- _Requirement_:
Restate the records in full, so that each line matches the original exactly.

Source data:
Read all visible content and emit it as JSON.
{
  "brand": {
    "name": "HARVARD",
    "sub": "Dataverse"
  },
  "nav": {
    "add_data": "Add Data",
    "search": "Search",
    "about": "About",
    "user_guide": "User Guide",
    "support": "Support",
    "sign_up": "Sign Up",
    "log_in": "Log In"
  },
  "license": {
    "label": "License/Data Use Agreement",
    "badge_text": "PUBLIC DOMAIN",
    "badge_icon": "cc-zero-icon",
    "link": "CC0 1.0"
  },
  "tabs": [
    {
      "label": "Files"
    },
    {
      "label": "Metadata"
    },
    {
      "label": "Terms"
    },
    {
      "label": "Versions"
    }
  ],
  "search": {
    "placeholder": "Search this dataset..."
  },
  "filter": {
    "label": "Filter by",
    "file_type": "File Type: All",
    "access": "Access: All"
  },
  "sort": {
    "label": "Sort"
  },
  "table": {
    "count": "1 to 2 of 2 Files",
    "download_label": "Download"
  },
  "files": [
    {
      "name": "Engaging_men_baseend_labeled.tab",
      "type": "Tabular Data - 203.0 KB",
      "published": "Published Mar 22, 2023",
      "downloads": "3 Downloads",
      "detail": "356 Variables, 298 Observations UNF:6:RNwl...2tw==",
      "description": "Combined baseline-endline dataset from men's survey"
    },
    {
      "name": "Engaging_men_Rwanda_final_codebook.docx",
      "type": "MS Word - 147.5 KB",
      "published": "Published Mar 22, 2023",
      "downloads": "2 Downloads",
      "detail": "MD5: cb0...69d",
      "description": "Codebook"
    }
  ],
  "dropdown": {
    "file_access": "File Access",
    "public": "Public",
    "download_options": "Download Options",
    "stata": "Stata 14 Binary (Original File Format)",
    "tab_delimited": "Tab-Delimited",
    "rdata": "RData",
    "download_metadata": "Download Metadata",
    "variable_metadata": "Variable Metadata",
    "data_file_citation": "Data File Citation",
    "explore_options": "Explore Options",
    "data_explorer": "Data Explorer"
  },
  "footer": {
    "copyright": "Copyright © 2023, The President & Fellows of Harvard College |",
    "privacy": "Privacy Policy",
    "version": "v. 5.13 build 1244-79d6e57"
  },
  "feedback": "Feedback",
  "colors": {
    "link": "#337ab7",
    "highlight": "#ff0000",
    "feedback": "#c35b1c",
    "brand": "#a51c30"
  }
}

- _Exercise answer_:
Read all visible content and emit it as JSON.
{
  "brand": {
    "name": "HARVARD",
    "sub": "Dataverse"
  },
  "nav": {
    "add_data": "Add Data",
    "search": "Search",
    "about": "About",
    "user_guide": "User Guide",
    "support": "Support",
    "sign_up": "Sign Up",
    "log_in": "Log In"
  },
  "license": {
    "label": "License/Data Use Agreement",
    "badge_text": "PUBLIC DOMAIN",
    "badge_icon": "cc-zero-icon",
    "link": "CC0 1.0"
  },
  "tabs": [
    {
      "label": "Files"
    },
    {
      "label": "Metadata"
    },
    {
      "label": "Terms"
    },
    {
      "label": "Versions"
    }
  ],
  "search": {
    "placeholder": "Search this dataset..."
  },
  "filter": {
    "label": "Filter by",
    "file_type": "File Type: All",
    "access": "Access: All"
  },
  "sort": {
    "label": "Sort"
  },
  "table": {
    "count": "1 to 2 of 2 Files",
    "download_label": "Download"
  },
  "files": [
    {
      "name": "Engaging_men_baseend_labeled.tab",
      "type": "Tabular Data - 203.0 KB",
      "published": "Published Mar 22, 2023",
      "downloads": "3 Downloads",
      "detail": "356 Variables, 298 Observations UNF:6:RNwl...2tw==",
      "description": "Combined baseline-endline dataset from men's survey"
    },
    {
      "name": "Engaging_men_Rwanda_final_codebook.docx",
      "type": "MS Word - 147.5 KB",
      "published": "Published Mar 22, 2023",
      "downloads": "2 Downloads",
      "detail": "MD5: cb0...69d",
      "description": "Codebook"
    }
  ],
  "dropdown": {
    "file_access": "File Access",
    "public": "Public",
    "download_options": "Download Options",
    "stata": "Stata 14 Binary (Original File Format)",
    "tab_delimited": "Tab-Delimited",
    "rdata": "RData",
    "download_metadata": "Download Metadata",
    "variable_metadata": "Variable Metadata",
    "data_file_citation": "Data File Citation",
    "explore_options": "Explore Options",
    "data_explorer": "Data Explorer"
  },
  "footer": {
    "copyright": "Copyright © 2023, The President & Fellows of Harvard College |",
    "privacy": "Privacy Policy",
    "version": "v. 5.13 build 1244-79d6e57"
  },
  "feedback": "Feedback",
  "colors": {
    "link": "#337ab7",
    "highlight": "#ff0000",
    "feedback": "#c35b1c",
    "brand": "#a51c30"
  }
}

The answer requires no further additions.